Magnetic Resonance Imaging of Atrial Septal Defects
An atrial septal defect (ASD) is a hole in the heart that can lead to heart failure. Depending on the size and severity of the ASD, They can be treated during a heart catheterization with a special device that can permanently seal the ASD, but knowing the exact size and severity of the ASD is crucial. Newer MRI techniques may provide a better way at diagnosing the size and severity of an ASD. We compared MRI to other standard clinical ways for evaluating an ASD.
Atrial Septal Defect
|Study Design:||Time Perspective: Prospective|
|Official Title:||Imaging of Atrial Septal Defects by Velocity Encoded Cardiovascular Magnetic Resonance|
|Study Start Date:||July 2002|
|Study Completion Date:||July 2004|
Background: Atrial septal defect (ASD) flow can be measured indirectly by velocity-encoded cardiovascular magnetic resonance (veCMR) of the pulmonary artery and aorta (Qp/Qs). Imaging the secundum ASD en face could potentially enable direct flow measurement and, additionally, provide valuable information regarding ASD size, shape, location, and proximity to other structures.
Methods: Patients referred for possible transcatheter ASD closure underwent a comprehensive standard evaluation including transesophageal and/or intracardiac echocardiography (ICE), and invasive oximetry. CMR was performed in parallel and included direct en face veCMR after an optimal double-oblique imaging plane was determined accounting for ASD flow direction and cardiac-cycle interatrial septal motion.
We hypothesized that En face veCMR using an optimized imaging plane can accurately determine ASD flow, size, and morphology, and that it would provide information incremental to comprehensive standard evaluation.
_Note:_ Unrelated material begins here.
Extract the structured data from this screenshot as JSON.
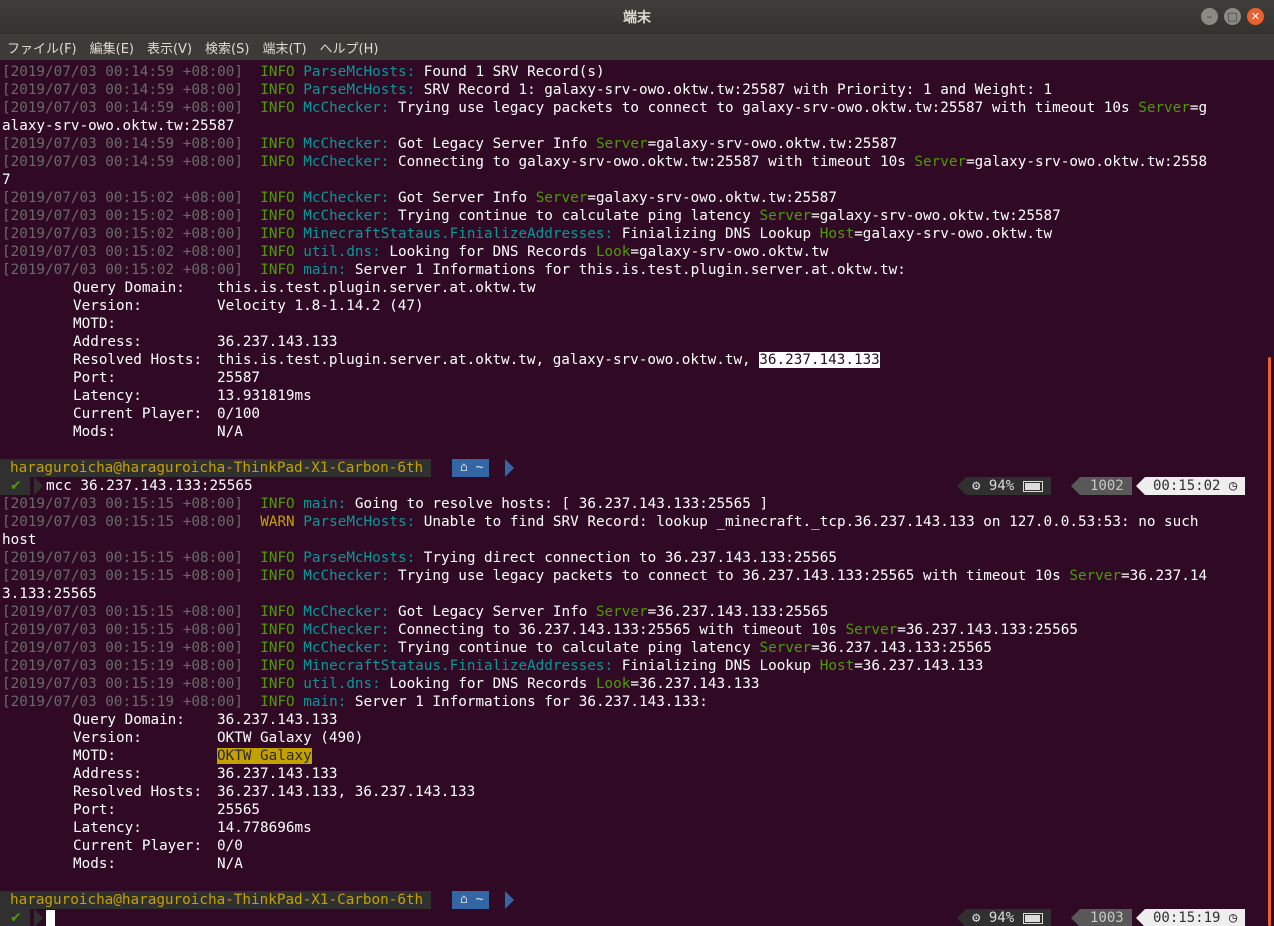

Please refer to this study by its ClinicalTrials.gov identifier: NCT00498446
|United States, North Carolina|
|Duke Cardiovascular Magnetic Resonance Center|
|Durham, North Carolina, United States, 27710|
|Principal Investigator:||Raymond J Kim, MD||Duke Cardiovascular Magnetic Resonance Center|